Secondly, the government, in its desperation to be seen signing trade deals post-Brexit, have rushed through agreements which proactively harm British farmers. The new deals that have been most touted by ministers include agreements with Australia (estimated to increase UK GDP by 0.08% or £2.3bn a year by 2035) and New Zealand (anywhere between 0.01% and -0.01%), and both of these are decidedly more beneficial to the Antipodean nations than to Britain: New Zealand commentators expressed incredulity the UK would agree to a deal that amounted to a “free for all” for New Zealand’s farmers.
In short, the small family farms which are the lifeblood of many rural communities cannot compete with the sheer scale of the Australian industry, where farms can have as many as 40,000 cows, compared with what the National Farmers Union (NFU) says is an average of 30 in the UK.
And thirdly, Sunak’s boast comes in literally the same week that his government yet again postponed post-Brexit checks on fresh farm produce coming to the UK, giving a free pass to continental rivals while all fresh food exports from the UK to the European Union still face checks. Health certification on imports of “medium-risk” products were due to start in October with physical checks beginning in January 2024 but are now widely expected to be kicked into the long grass until after the general election. Nick von Westenholz, director of trade at the NFU, said yesterday any further delay would exasperate many farmers, who face barriers for their exports which are not put on imports from overseas.
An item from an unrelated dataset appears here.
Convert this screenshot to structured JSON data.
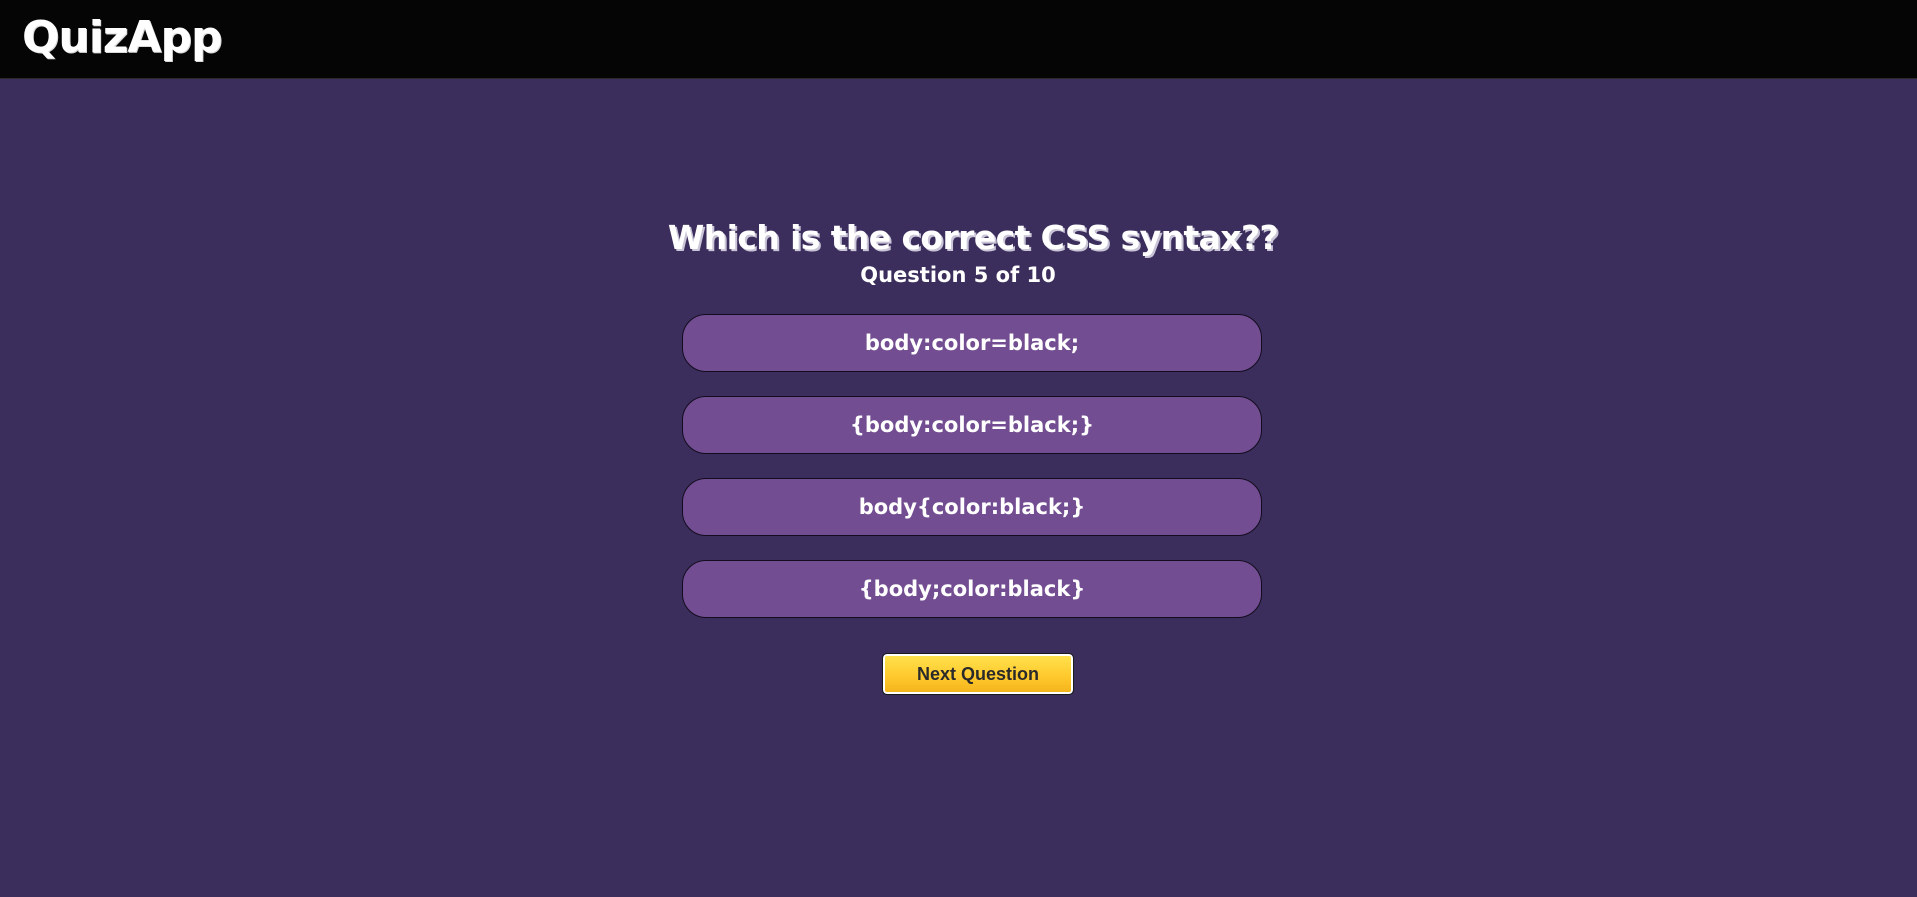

So while Sunak’s social media team tweet away as the prime minister holidays on America’s west coast, the farming community he lauds deals with a triple whammy from his government. The Brexit benefits for farmers are, like for so many others, both small and far away.